  • 3.2m

    people in need of humanitarian assistance
  • 25%

    of the population made up of refugees
  • 50%

    of the workforce employed by small businesses
  • 29%

    of women participate in the formal labor market

The rising competition for survival is fueling tensions between Lebanese and refugee communities. Since the start of the Syria crisis 10 years ago, Lebanon has become home to the largest number of Syrian refugees per capita in the world. This has put additional strain on the country’s already fragile infrastructure and social makeup.

Widespread protests have been ongoing since October 2019 and continue in a handful of cities across Lebanon. Demonstrators are demanding a wholesale change in their government with free and fair elections, and that the entire existing political elite be removed as a starting point for reforms. The spiraling economic crisis and political gridlock have people fed up.

Our impact

Since 1993, we’ve been working to promote peace, stability, and growth by addressing root causes of conflict and poverty. We are currently focused on the following two areas:

We’ve adapted our programs in light of the COVID‑19 pandemic so we can continue to deliver our programs safely, while also directly addressing both the immediate and long-term effects of the pandemic.

Economic opportunities

Mercy Corps is working to reduce barriers that are preventing many, especially women and youth, from accessing work opportunities and earning an income. We provide skills training, connect individuals with mentors, and link them to apprenticeships to get on-the-job experience. In addition to earning income, we help Lebanese and Syrians learn how to manage their money and save for the future, and when possible, link them to appropriate financial products like bank accounts.

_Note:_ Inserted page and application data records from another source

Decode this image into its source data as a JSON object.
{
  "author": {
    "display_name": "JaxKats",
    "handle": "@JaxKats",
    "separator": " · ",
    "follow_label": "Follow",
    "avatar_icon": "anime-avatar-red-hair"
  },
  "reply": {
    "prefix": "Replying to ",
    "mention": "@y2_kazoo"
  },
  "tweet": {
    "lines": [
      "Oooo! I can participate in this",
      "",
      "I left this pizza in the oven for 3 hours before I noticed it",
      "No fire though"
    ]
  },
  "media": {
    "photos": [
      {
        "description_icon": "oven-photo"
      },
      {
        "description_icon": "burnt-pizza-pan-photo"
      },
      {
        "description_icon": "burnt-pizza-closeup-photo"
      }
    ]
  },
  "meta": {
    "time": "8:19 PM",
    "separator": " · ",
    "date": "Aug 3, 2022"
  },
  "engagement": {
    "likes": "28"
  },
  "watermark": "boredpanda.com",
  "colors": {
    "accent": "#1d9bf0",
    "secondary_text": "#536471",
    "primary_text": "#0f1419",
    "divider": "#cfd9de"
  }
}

We are also helping micro and small business owners in Beirut and across the country cope with and adapt amid multiple crises. We provide business owners with cash grants to help them repair their shops, stock their shelves, pay rent and wages, and cover their families’ essential needs while sales are slow. We also link them to business development services and provide them with technical or in-kind support when needed. Our goal is to help businesses get back on their feet, become more resilient to future challenges, and eventually grow.

A person walking among rubble in a city.
The areas of Beirut that were most affected by the August 4, 2020, explosion were dense commercial areas with a multitude of small businesses critical to the economic activity of the city. Mercy Corps is providing cash assistance to over 300 affected micro and small businesses so they can repair and reopen.

Good governance and social stability

Mercy Corps is working to reduce tensions and strengthen relationships within communities, between communities, and with local government. We help bring groups together like women and youth in order to provide them with a safe space to discuss and work on shared challenges. We also seek to strengthen relations across social divides including nationality, religion, political affiliation, and gender by bringing together diverse groups through community councils and events. Throughout, we provide training in mediation and conflict resolution to help foster positive dialogues and address sources of tensions.

We are also working with local government, the private sector, and community members to improve processes for participatory local development. This means that local government is more responsive, accountable, transparent, and equitable in the way they deliver services, and community members have the skills to meaningfully participate in local decision-making. We are also training key municipality staff and community leaders in local resource management and conflict resolution to help mitigate resource-based tensions and defuse conflicts.

A moderator watching two individuals participate in a conflict mediation process.
The rapidly deteriorating economic conditions are exacerbating conflicts in local communities. As a response, Mercy Corps is providing specialized training for local mediators so they can peacefully resolve conflicts when they arise.
Join us in building a more equitable world.
Use your voice and urge Congress to take action.